Post-traumatic stress disorder (PTSD) develops after a person has a terrifying experience that involved physical harm or the threat of physical harm. The person who develops PTSD may have been the one who was harmed or may have been a witness to an event that happened to others.
PTSD is best known as it affects war veterans, but it can result from a variety of traumatic incidents, such as an assault, rape, child abuse, car accidents, train wrecks, plane crashes, bombings, or natural disasters such as floods or earthquakes.
People with PTSD startle easily, become emotionally numb (especially in relations with family and friends), lose interest in things they used to enjoy, and have trouble feeling affectionate. They can be irritable, become more aggressive, or even become violent. They avoid situations that remind them of the original incident, and anniversaries of the incident are often expecially difficult. PTSD symptoms seem to be worse if the event that triggered them was deliberately initiated by another person, such as in a mugging or a kidnapping.
Most people with PTSD repeatedly relive the trauma in their thoughts during the day and in nightmares when they sleep. These are called flashbacks.

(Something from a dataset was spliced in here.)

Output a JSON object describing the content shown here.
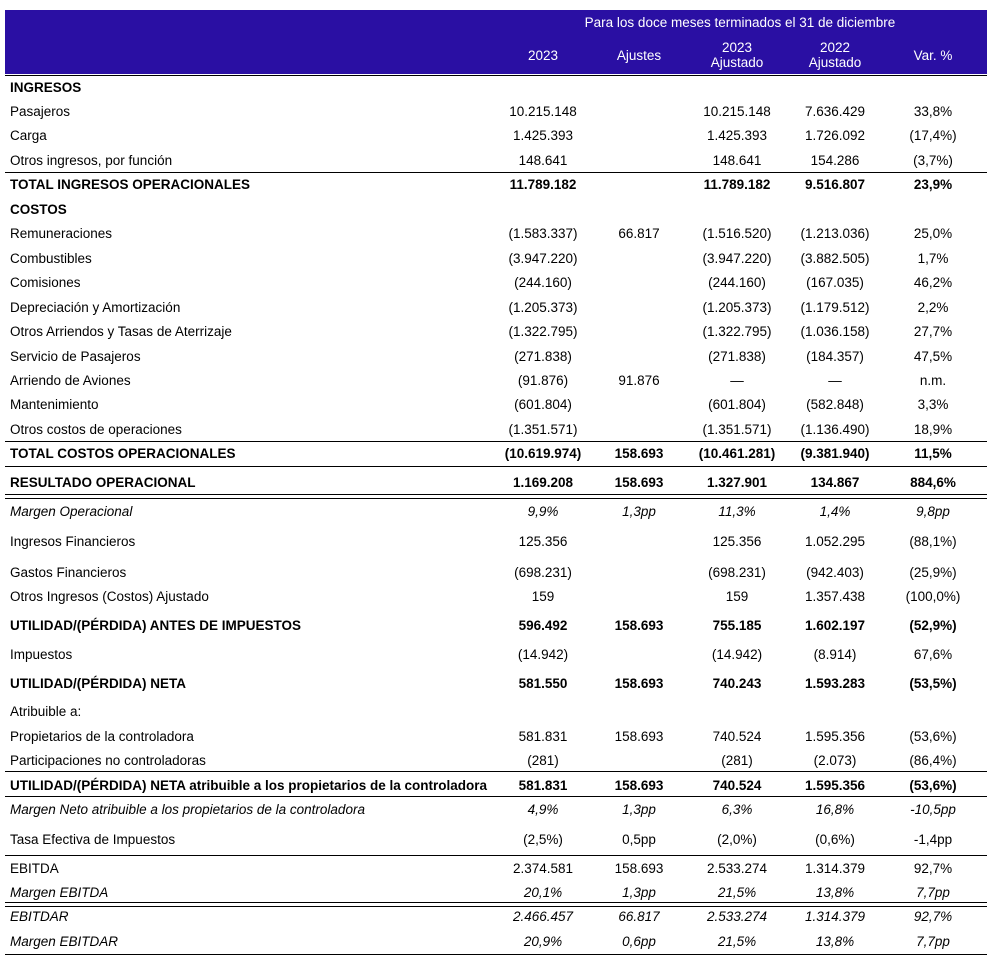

Flashbacks may consist of images, sounds, smells, or feelings, and can be triggered by ordinary occurrences, such as a loud noise. A person having a flashback may lose touch with reality and believe that the traumatic incident is happening all over again.
Not every traumatized person develops PTSD. Symptoms usually begin within 3 months of the incident but occasionally emerge years afterward. They must last more than a month to be diagnosed as PTSD. The course of the illness is variable. Some people recover within a few months but others have symptoms that last for years.
PTSD affects over 7 million American adults and can occur at any age, including childhood. Women are more likely to develop PTSD than men and there is some evidence that susceptibility to the disorder may run in families. PTSD is often accompanied by depression, substance abuse, or one or more of the other anxiety disorders. Medication and certain kinds of psychotherapy can usually treat the symptoms of PTSD effectively.